Among the lines of this listing, count those that include "heading" and state the count by itself.

** Opening Input block **

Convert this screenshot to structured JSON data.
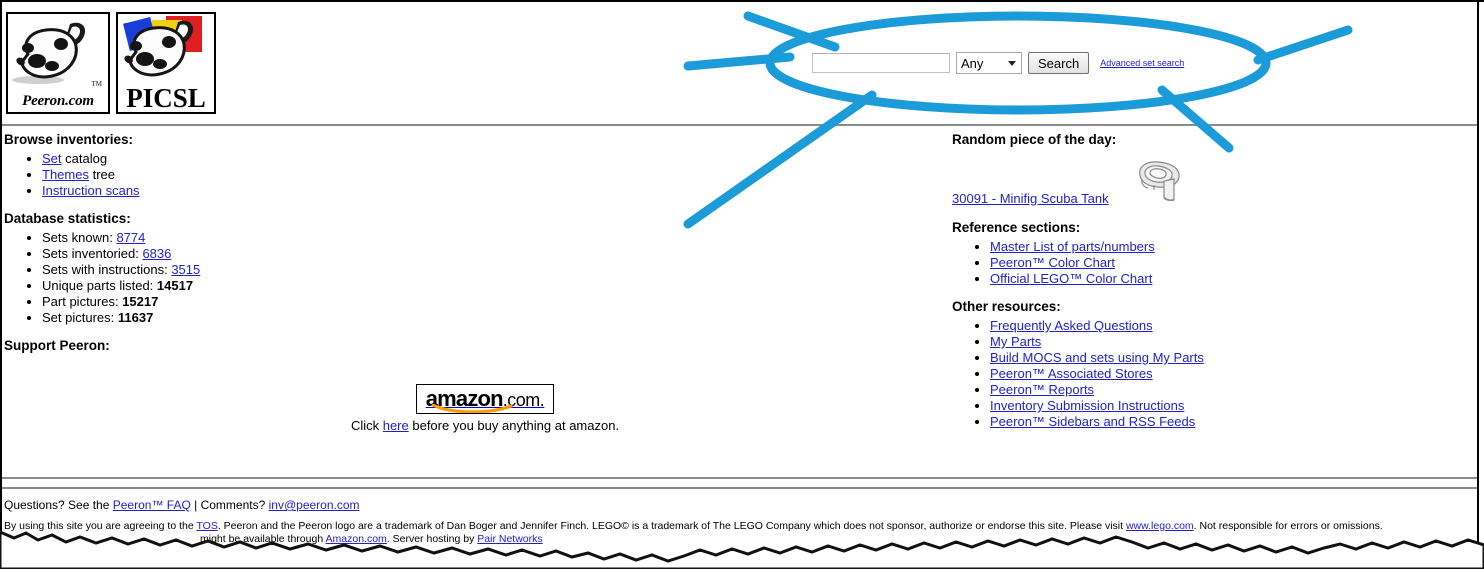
{
  "site": {
    "logo_primary_caption": "Peeron.com",
    "logo_primary_tm": "TM",
    "logo_secondary_caption": "PICSL"
  },
  "search": {
    "input_value": "",
    "input_placeholder": "",
    "select_value": "Any",
    "select_options": [
      "Any"
    ],
    "button_label": "Search",
    "advanced_link": "Advanced set search"
  },
  "browse": {
    "heading": "Browse inventories:",
    "items": [
      {
        "link": "Set",
        "suffix": " catalog"
      },
      {
        "link": "Themes",
        "suffix": " tree"
      },
      {
        "link": "Instruction scans",
        "suffix": ""
      }
    ]
  },
  "stats": {
    "heading": "Database statistics:",
    "items": [
      {
        "label": "Sets known: ",
        "value": "8774",
        "is_link": true
      },
      {
        "label": "Sets inventoried: ",
        "value": "6836",
        "is_link": true
      },
      {
        "label": "Sets with instructions: ",
        "value": "3515",
        "is_link": true
      },
      {
        "label": "Unique parts listed: ",
        "value": "14517",
        "is_link": false
      },
      {
        "label": "Part pictures: ",
        "value": "15217",
        "is_link": false
      },
      {
        "label": "Set pictures: ",
        "value": "11637",
        "is_link": false
      }
    ]
  },
  "support": {
    "heading": "Support Peeron:",
    "amazon_word": "amazon",
    "amazon_dotcom": ".com.",
    "caption_before": "Click ",
    "caption_link": "here",
    "caption_after": " before you buy anything at amazon."
  },
  "random_piece": {
    "heading": "Random piece of the day:",
    "link": "30091 - Minifig Scuba Tank",
    "image_name": "minifig-scuba-tank-part-image"
  },
  "reference": {
    "heading": "Reference sections:",
    "items": [
      "Master List of parts/numbers",
      "Peeron™ Color Chart",
      "Official LEGO™ Color Chart"
    ]
  },
  "other_resources": {
    "heading": "Other resources:",
    "items": [
      "Frequently Asked Questions",
      "My Parts",
      "Build MOCS and sets using My Parts",
      "Peeron™ Associated Stores",
      "Peeron™ Reports",
      "Inventory Submission Instructions",
      "Peeron™ Sidebars and RSS Feeds"
    ]
  },
  "footer": {
    "questions_text": "Questions? See the ",
    "faq_link": "Peeron™ FAQ",
    "separator": " | ",
    "comments_text": "Comments? ",
    "email_link": "inv@peeron.com",
    "legal_a": "By using this site you are agreeing to the ",
    "tos_link": "TOS",
    "legal_b": ". Peeron and the Peeron logo are a trademark of Dan Boger and Jennifer Finch. LEGO© is a trademark of The LEGO Company which does not sponsor, authorize or endorse this site.  Please visit ",
    "lego_link": "www.lego.com",
    "legal_c": ".   Not responsible for errors or omissions.",
    "legal_d": "might be available through ",
    "amazon_link": "Amazon.com",
    "legal_e": ". Server hosting by ",
    "pair_link": "Pair Networks"
  },
  "annotation": {
    "color": "#1B9BD8",
    "shape": "ellipse-with-radiating-lines",
    "target": "search-cluster"
  }
}
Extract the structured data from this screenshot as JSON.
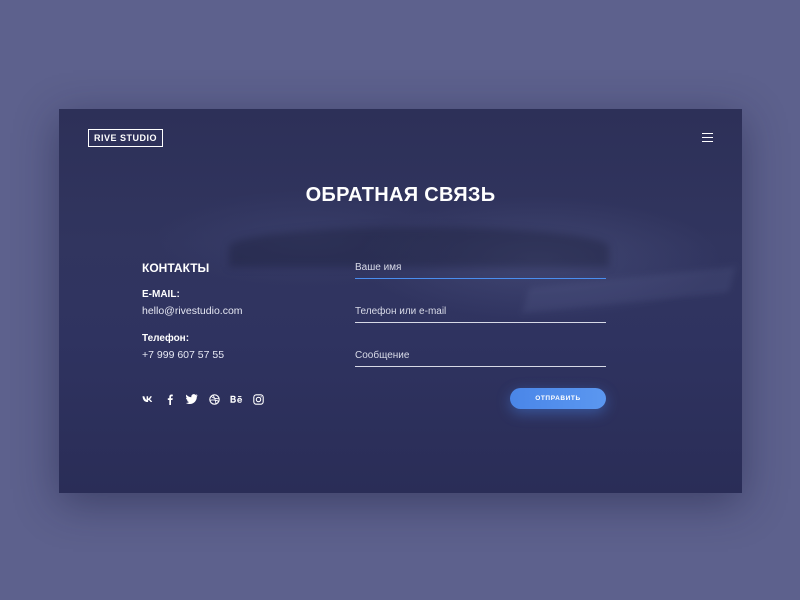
{
  "header": {
    "logo": "RIVE STUDIO",
    "menu_icon": "hamburger-menu-icon"
  },
  "page": {
    "title": "ОБРАТНАЯ СВЯЗЬ"
  },
  "contacts": {
    "heading": "КОНТАКТЫ",
    "email_label": "E-MAIL:",
    "email_value": "hello@rivestudio.com",
    "phone_label": "Телефон:",
    "phone_value": "+7 999 607 57 55"
  },
  "socials": [
    {
      "icon": "vk-icon"
    },
    {
      "icon": "facebook-icon"
    },
    {
      "icon": "twitter-icon"
    },
    {
      "icon": "dribbble-icon"
    },
    {
      "icon": "behance-icon"
    },
    {
      "icon": "instagram-icon"
    }
  ],
  "form": {
    "name_placeholder": "Ваше имя",
    "contact_placeholder": "Телефон или e-mail",
    "message_placeholder": "Сообщение",
    "submit_label": "ОТПРАВИТЬ"
  },
  "colors": {
    "page_background": "#5d618d",
    "card_background": "#2f3360",
    "accent": "#4a8ef0",
    "text": "#ffffff"
  }
}
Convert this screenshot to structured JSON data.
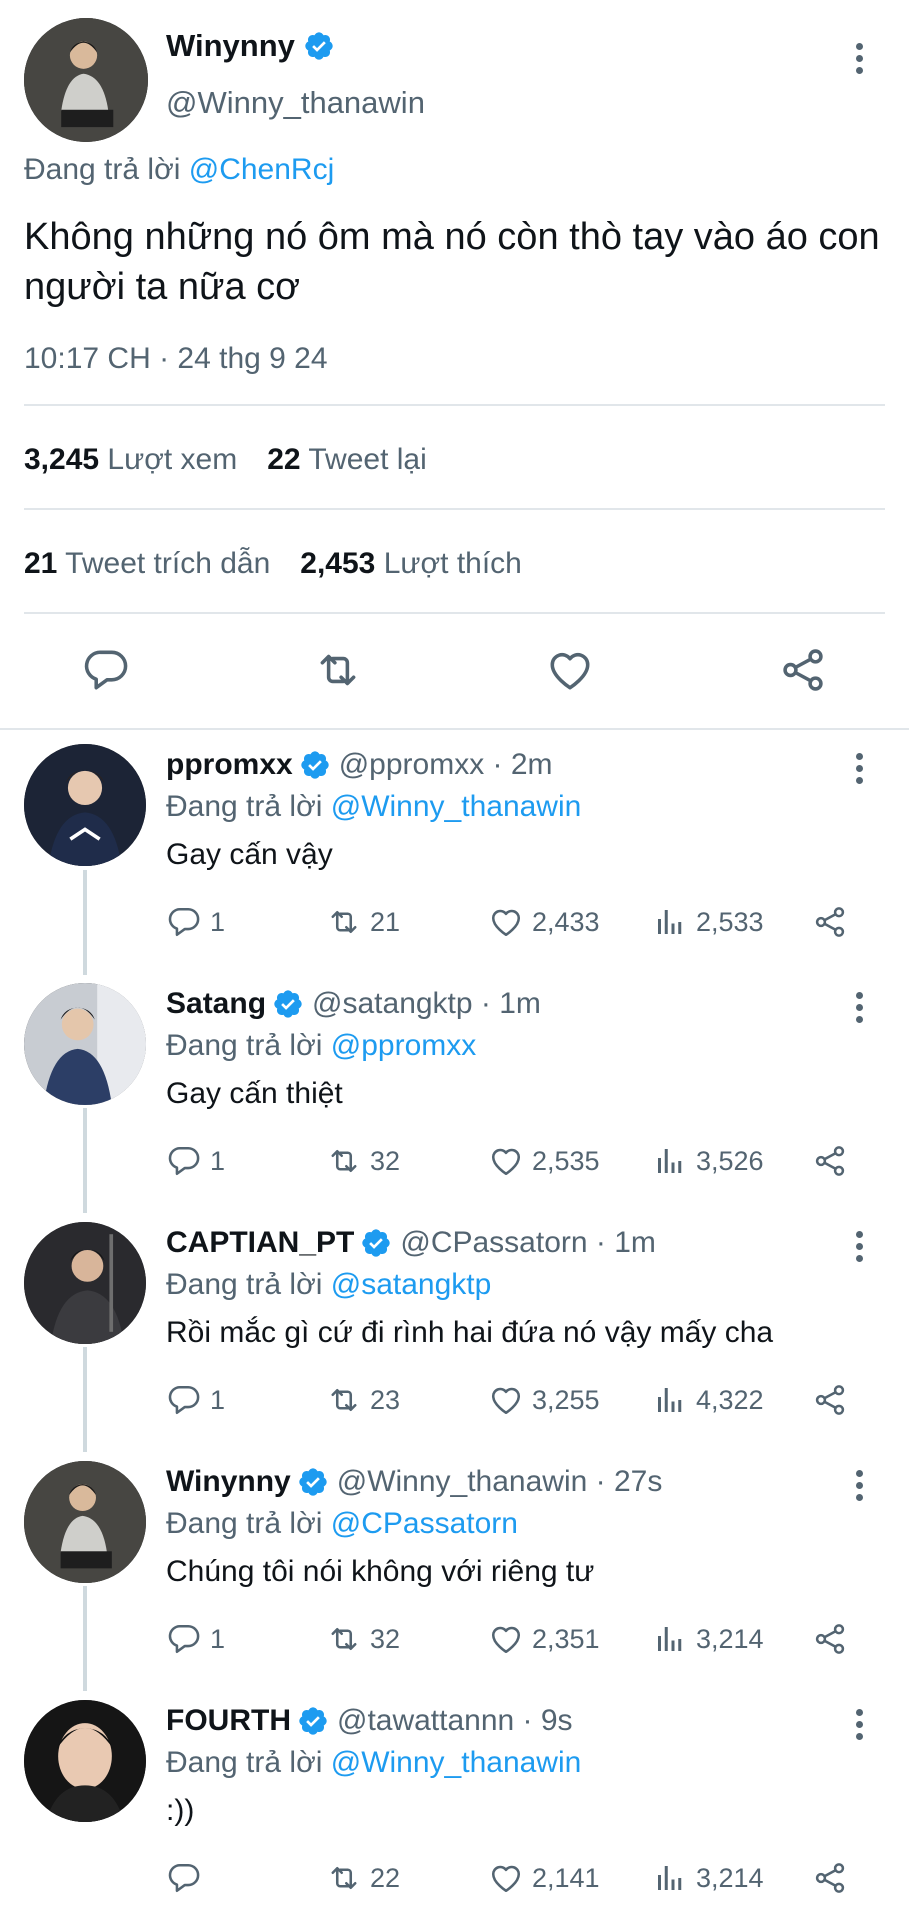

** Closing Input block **

■ Task solution ■
7